Every two years, for the past six years, MOZ has run its eagerly awaited survey into Google’s Search Engine Ranking Factors.
It’s an exciting time for those of us in the SEO industry; it gives us all a chance to view the opinions of other professionals when it comes to techniques and best practices in the SEO world. Google’s algorithm is constantly evolving, and surveys such as this are an essential part of the research we need to do in order to keep up with what’s new in search, what’s working for others, as well as some techniques to avoid.
This year, Moz surveyed over 150 leading search marketers to gain expert opinions on over 90 different ranking factors. In addition to this research, the team at Moz run correlation studies to determine which features of websites and webpages are associated with higher search rankings.
In order from most influential to least importance, the top 9 broad search ranking factors are as follows:
1. Domain-level links
Based on link and citation metrics such as quantity of links, domain-level PageRank, and so on.
2. Page-level link Features
Based on PageRank, trust metrics, quantity of linking root domains, links ,anchor text distribution, quality/spamminess of linking sources, etc.

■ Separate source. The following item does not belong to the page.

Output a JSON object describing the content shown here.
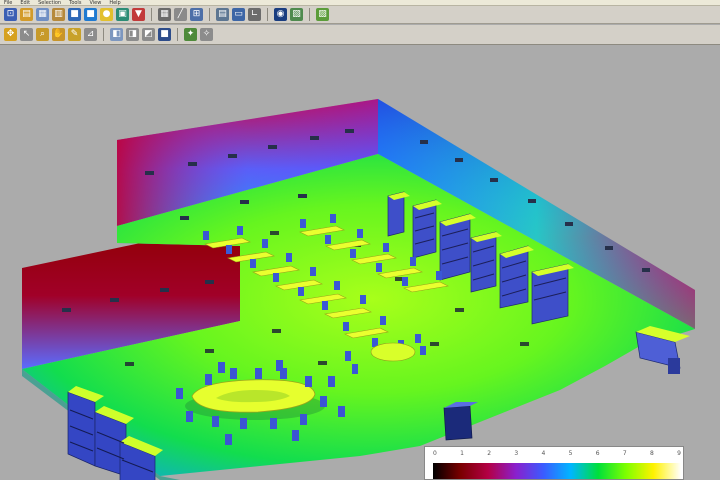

3. Page-level keyword and content metrics
This refers to the keywords in the HTML of your web page. Factors such as content relevance scoring, on-page optimisation of keyword usage, topic-modelling, algorithm scores on content and content quantity/quality/relevance can influence all of this.
4. Page-level keyword-agnostic features
Content length, readability, open graph mark-up, uniqueness, load speed, structured data, mark-up, HTTPS, etc.
5. Engagement and traffic/query data
Data SERP engagement metrics, clickstream data, visitor traffic/usage signals, quantity/diversity/CTR of queries, both on the domain and page level.
6. Domain-level brand metrics
Online and offline usage of brand name and domain, mentions of brand name and domain in the news, media and press, toolbar and browser data of site usage, entity association, etc.
7. Domain-level keyword usage
Exact-match keyword domains, partial-keyword matches, etc. This refers to how keywords are used in the root or subdomain name, and how impactful that might be on search engine rankings.
8. Domain-level keyword-agnostic features
Domain name length, TLD extension, SSL certificate, etc.
9. Page-level social metrics
Quantity and quality of tweeted links, Facebook shares, Google +1’s, Etc. to the page. Page-Level Social metrics refer to all of the interactions that take place for that page across the major social media sites, such as Facebook, Twitter, Pinterest, etc. Actions such as curating engaging content to encourage people to post a page to their social media accounts, as well as liking and sharing the social posts, go a long way to improve this.
If you don’t have much experience with Search Engine Optimisation yourself, it’s still worth knowing these handful of findings. Set aside some time to read the full study available online. It will give you a deeper insight into the complexity of SEO and how much time and energy goes into a great SEO strategy.